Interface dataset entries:
□ □ □ □

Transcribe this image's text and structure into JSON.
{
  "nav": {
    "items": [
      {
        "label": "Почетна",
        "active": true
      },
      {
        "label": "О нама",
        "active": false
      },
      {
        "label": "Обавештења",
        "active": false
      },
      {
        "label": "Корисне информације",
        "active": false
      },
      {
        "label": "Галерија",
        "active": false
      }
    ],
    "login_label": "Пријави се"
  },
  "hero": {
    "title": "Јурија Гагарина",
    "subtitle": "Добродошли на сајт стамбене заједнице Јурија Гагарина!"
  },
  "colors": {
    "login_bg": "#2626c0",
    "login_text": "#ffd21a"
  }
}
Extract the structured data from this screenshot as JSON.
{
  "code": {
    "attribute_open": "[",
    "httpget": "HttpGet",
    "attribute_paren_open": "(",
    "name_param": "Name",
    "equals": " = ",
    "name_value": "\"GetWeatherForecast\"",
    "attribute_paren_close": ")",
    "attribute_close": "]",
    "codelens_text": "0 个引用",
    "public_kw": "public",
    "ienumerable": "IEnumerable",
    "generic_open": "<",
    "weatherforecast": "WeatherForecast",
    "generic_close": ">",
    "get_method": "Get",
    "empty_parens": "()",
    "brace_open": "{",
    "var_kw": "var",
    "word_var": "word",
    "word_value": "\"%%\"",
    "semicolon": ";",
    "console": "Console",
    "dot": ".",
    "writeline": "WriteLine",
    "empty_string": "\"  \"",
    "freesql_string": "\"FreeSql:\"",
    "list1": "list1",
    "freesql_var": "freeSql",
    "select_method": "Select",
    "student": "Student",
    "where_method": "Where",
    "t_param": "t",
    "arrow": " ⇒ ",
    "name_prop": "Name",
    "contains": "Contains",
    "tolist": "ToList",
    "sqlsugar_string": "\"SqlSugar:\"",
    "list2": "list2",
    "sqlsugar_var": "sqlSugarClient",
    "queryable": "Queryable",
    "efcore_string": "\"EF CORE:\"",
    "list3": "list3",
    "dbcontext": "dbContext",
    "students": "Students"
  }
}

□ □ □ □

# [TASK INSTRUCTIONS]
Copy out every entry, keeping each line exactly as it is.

# [SOLVED PROBLEM]
Transcribe this image's text and structure into JSON.
{
  "nav": {
    "items": [
      {
        "label": "Почетна",
        "active": true
      },
      {
        "label": "О нама",
        "active": false
      },
      {
        "label": "Обавештења",
        "active": false
      },
      {
        "label": "Корисне информације",
        "active": false
      },
      {
        "label": "Галерија",
        "active": false
      }
    ],
    "login_label": "Пријави се"
  },
  "hero": {
    "title": "Јурија Гагарина",
    "subtitle": "Добродошли на сајт стамбене заједнице Јурија Гагарина!"
  },
  "colors": {
    "login_bg": "#2626c0",
    "login_text": "#ffd21a"
  }
}
Extract the structured data from this screenshot as JSON.
{
  "code": {
    "attribute_open": "[",
    "httpget": "HttpGet",
    "attribute_paren_open": "(",
    "name_param": "Name",
    "equals": " = ",
    "name_value": "\"GetWeatherForecast\"",
    "attribute_paren_close": ")",
    "attribute_close": "]",
    "codelens_text": "0 个引用",
    "public_kw": "public",
    "ienumerable": "IEnumerable",
    "generic_open": "<",
    "weatherforecast": "WeatherForecast",
    "generic_close": ">",
    "get_method": "Get",
    "empty_parens": "()",
    "brace_open": "{",
    "var_kw": "var",
    "word_var": "word",
    "word_value": "\"%%\"",
    "semicolon": ";",
    "console": "Console",
    "dot": ".",
    "writeline": "WriteLine",
    "empty_string": "\"  \"",
    "freesql_string": "\"FreeSql:\"",
    "list1": "list1",
    "freesql_var": "freeSql",
    "select_method": "Select",
    "student": "Student",
    "where_method": "Where",
    "t_param": "t",
    "arrow": " ⇒ ",
    "name_prop": "Name",
    "contains": "Contains",
    "tolist": "ToList",
    "sqlsugar_string": "\"SqlSugar:\"",
    "list2": "list2",
    "sqlsugar_var": "sqlSugarClient",
    "queryable": "Queryable",
    "efcore_string": "\"EF CORE:\"",
    "list3": "list3",
    "dbcontext": "dbContext",
    "students": "Students"
  }
}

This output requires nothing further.